Stored items

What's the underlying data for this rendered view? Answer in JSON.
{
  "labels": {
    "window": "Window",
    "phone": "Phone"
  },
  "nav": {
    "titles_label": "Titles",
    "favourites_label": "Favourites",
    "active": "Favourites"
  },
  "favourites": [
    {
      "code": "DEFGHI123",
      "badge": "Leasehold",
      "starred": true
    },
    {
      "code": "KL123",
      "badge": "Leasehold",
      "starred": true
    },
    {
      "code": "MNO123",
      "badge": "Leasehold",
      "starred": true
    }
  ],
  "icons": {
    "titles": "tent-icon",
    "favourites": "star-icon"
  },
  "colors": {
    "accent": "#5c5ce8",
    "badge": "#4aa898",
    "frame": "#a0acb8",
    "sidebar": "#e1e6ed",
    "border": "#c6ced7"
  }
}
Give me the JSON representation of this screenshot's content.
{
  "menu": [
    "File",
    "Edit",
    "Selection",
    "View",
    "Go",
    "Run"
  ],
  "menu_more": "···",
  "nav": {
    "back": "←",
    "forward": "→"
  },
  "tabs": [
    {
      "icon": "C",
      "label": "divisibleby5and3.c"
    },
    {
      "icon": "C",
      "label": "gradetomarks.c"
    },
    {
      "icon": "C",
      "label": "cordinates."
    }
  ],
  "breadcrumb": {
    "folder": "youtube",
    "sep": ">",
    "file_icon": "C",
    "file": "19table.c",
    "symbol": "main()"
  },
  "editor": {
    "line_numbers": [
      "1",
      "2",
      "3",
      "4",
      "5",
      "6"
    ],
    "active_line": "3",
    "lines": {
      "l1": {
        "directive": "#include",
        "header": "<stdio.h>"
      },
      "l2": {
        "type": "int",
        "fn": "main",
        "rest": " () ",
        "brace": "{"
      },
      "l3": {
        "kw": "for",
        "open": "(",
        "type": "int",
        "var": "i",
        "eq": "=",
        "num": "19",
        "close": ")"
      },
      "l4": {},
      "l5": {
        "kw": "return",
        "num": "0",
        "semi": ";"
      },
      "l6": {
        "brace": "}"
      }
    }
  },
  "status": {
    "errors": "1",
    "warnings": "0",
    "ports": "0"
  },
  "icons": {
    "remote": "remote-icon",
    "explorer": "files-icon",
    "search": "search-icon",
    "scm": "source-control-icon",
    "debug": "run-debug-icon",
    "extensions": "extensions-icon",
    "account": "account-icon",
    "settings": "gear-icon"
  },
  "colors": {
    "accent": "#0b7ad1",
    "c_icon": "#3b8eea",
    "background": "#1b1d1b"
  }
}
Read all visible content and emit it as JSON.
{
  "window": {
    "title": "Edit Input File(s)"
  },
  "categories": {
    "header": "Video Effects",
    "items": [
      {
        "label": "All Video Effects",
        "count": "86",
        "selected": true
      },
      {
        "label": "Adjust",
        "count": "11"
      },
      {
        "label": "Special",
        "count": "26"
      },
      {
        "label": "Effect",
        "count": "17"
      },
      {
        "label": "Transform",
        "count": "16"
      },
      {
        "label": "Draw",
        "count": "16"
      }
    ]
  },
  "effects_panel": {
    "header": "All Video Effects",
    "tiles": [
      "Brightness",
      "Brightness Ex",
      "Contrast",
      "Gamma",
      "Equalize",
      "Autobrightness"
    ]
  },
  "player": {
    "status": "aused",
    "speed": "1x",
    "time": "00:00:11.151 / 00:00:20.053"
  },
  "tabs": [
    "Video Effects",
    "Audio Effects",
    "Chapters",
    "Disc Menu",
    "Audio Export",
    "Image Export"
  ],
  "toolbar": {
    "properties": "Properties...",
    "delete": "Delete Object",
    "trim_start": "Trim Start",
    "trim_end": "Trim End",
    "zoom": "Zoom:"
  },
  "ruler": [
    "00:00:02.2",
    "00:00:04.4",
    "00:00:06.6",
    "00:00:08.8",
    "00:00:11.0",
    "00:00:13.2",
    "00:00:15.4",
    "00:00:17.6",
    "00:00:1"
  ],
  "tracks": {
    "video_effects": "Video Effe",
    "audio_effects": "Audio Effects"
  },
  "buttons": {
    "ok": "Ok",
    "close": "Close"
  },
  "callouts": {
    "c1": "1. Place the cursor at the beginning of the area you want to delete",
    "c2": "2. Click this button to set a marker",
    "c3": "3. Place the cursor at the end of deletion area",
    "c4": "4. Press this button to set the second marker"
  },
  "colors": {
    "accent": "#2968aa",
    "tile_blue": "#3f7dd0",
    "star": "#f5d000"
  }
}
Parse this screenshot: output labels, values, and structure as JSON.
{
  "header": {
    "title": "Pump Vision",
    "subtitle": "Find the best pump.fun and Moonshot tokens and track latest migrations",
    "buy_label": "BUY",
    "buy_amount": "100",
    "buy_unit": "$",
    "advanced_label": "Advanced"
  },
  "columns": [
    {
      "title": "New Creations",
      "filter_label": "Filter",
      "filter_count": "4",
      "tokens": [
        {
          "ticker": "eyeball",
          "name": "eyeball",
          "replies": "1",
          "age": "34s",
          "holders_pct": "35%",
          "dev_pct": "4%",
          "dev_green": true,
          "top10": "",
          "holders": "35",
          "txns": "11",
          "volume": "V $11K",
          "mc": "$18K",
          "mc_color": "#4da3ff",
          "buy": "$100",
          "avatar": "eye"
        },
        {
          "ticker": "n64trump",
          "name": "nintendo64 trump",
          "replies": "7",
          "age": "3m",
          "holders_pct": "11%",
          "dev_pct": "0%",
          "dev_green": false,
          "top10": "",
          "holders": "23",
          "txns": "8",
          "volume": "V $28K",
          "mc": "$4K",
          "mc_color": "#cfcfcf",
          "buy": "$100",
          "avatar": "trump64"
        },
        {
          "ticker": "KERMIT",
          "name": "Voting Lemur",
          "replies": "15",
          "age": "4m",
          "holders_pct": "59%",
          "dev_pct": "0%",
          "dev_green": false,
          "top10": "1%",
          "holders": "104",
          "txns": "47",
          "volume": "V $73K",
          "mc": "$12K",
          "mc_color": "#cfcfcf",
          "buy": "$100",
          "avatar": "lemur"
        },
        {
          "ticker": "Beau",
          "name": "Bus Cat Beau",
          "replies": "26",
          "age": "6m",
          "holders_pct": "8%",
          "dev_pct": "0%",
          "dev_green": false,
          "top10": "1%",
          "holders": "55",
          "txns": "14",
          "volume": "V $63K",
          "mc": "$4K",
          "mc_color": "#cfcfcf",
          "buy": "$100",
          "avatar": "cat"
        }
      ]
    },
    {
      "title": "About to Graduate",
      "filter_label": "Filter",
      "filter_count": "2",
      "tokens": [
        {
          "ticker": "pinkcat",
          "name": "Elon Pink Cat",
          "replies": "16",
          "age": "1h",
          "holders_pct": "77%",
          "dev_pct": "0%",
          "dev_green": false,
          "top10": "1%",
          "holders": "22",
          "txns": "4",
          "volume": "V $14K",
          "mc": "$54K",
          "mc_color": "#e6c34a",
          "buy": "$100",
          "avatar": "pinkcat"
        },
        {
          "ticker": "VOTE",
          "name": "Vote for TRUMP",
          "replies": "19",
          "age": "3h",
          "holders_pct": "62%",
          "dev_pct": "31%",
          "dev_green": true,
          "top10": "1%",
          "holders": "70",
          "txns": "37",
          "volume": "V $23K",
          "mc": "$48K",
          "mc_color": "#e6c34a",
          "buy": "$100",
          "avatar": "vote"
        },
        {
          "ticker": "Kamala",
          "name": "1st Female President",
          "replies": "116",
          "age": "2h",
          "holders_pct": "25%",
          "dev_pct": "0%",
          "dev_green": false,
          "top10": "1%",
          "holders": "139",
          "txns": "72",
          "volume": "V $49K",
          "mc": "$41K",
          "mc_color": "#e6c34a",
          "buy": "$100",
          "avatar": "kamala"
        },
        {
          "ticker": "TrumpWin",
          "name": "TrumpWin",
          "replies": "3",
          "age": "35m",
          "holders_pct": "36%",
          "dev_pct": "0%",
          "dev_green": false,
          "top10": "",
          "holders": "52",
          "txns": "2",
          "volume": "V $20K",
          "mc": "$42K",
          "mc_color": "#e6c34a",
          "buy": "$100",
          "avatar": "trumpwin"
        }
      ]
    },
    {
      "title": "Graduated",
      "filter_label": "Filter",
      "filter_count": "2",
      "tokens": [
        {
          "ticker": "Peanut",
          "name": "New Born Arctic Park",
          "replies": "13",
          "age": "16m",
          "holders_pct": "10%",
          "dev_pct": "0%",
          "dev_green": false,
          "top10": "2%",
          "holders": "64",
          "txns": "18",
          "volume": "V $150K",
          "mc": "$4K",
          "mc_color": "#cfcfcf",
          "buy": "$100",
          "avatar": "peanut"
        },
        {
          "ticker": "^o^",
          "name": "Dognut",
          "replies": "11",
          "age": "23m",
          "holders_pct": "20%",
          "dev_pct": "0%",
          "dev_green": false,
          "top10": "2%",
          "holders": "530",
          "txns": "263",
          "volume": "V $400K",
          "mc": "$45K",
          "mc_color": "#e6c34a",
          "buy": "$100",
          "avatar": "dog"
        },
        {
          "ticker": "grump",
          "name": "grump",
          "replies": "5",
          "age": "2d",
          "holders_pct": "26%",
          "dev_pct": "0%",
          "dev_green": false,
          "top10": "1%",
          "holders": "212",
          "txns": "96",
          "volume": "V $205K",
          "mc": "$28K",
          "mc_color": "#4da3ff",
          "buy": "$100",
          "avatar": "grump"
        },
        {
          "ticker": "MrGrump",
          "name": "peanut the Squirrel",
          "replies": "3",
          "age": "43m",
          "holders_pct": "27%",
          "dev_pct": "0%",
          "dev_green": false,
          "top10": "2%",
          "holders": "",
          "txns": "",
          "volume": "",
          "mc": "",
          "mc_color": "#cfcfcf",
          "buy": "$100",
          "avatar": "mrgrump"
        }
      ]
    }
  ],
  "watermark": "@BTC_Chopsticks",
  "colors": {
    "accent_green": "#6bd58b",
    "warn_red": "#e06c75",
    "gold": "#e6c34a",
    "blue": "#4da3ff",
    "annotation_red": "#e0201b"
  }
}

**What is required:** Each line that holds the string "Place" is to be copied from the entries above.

**Your response:**
    "c1": "1. Place the cursor at the beginning of the area you want to delete",
    "c3": "3. Place the cursor at the end of deletion area",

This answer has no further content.